Neil’s eyes were opened to politics when he got involved with the Centerprise bookshop and cultural centre, which had just opened in Kingsland High Street, Dalston, becoming a focal point for people interested in radical ideas.
“The posters were responses to political situations,” explained Neil, who is now 62 and splits his time between living in Haringey and Snowdonia.
“Certainly at Centreprise there was the sense that a lot of things needed improving in Hackney.
“There were lots of campaigns around the provision of nurses or class sizes, and a lot around housing, so a lot of the work produced was highly political.
“A lot of people were either using posters or photography or print to look at how to make things better for people in some way.”
The posters were used to advertise meetings, or to lobby the councillors “who were pretty remote from what was going on” at the time.
Neil made the Chile poster at the Lenthal Road workshop, which was a bit like a garage where he was taught by “a very old chap” whose name he can’t remember.
“It was quite difficult to produce posters then,” said Neil. “Either you needed a lot of money or you needed somewhere to do it yourself.”
The design was made using three colours, and Neil had to cut all the stencils out by hand.
“It was a very laborious, slow process,” he said. “It’s not like now where you can put something online in three or four minutes. It took me three or four days. We fly posted it around Hackney, which isn’t really something you see now.”
About 100 would have been produced of each design, but the one in the exhibition is the only surviving copy he knows of.
“You just fly posted them,” he said. “At the time it would never have occurred to us there would be any interest in it so many years later.”

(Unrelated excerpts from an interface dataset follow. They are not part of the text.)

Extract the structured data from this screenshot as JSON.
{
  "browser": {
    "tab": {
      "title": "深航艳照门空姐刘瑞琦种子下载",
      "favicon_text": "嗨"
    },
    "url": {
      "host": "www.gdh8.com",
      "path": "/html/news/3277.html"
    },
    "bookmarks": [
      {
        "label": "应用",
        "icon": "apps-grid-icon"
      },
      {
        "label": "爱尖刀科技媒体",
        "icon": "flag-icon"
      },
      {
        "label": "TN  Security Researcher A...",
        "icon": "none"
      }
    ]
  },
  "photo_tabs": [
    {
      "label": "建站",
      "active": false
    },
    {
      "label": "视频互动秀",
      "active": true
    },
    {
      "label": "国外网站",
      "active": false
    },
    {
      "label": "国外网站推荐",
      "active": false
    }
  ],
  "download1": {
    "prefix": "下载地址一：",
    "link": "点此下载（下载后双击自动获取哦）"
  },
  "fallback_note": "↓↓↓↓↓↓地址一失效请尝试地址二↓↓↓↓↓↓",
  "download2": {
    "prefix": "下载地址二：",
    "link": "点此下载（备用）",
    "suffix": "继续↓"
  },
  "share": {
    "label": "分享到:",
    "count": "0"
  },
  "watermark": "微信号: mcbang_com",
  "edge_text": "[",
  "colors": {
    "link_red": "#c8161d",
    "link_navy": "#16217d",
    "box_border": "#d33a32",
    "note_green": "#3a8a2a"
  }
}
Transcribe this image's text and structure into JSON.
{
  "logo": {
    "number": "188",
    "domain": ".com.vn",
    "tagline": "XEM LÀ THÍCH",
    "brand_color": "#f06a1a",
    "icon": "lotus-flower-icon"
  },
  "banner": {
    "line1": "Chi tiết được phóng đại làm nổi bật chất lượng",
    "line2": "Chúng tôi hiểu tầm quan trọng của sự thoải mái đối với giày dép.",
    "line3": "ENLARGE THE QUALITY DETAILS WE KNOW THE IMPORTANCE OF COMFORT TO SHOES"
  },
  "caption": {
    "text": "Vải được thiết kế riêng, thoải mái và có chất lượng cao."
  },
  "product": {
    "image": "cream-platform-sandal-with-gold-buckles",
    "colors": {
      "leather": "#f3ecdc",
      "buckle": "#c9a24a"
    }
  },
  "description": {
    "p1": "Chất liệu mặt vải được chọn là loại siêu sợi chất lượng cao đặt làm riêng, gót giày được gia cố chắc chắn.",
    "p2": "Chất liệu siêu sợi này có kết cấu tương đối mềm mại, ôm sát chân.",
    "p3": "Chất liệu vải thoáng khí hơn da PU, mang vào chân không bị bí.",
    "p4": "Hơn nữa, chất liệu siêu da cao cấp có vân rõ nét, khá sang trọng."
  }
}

Catherine Daunt from the British Museum will will give a talk at the museum in Reading Lane on July 27 at 6.30pm. The exhibition runs until September 16.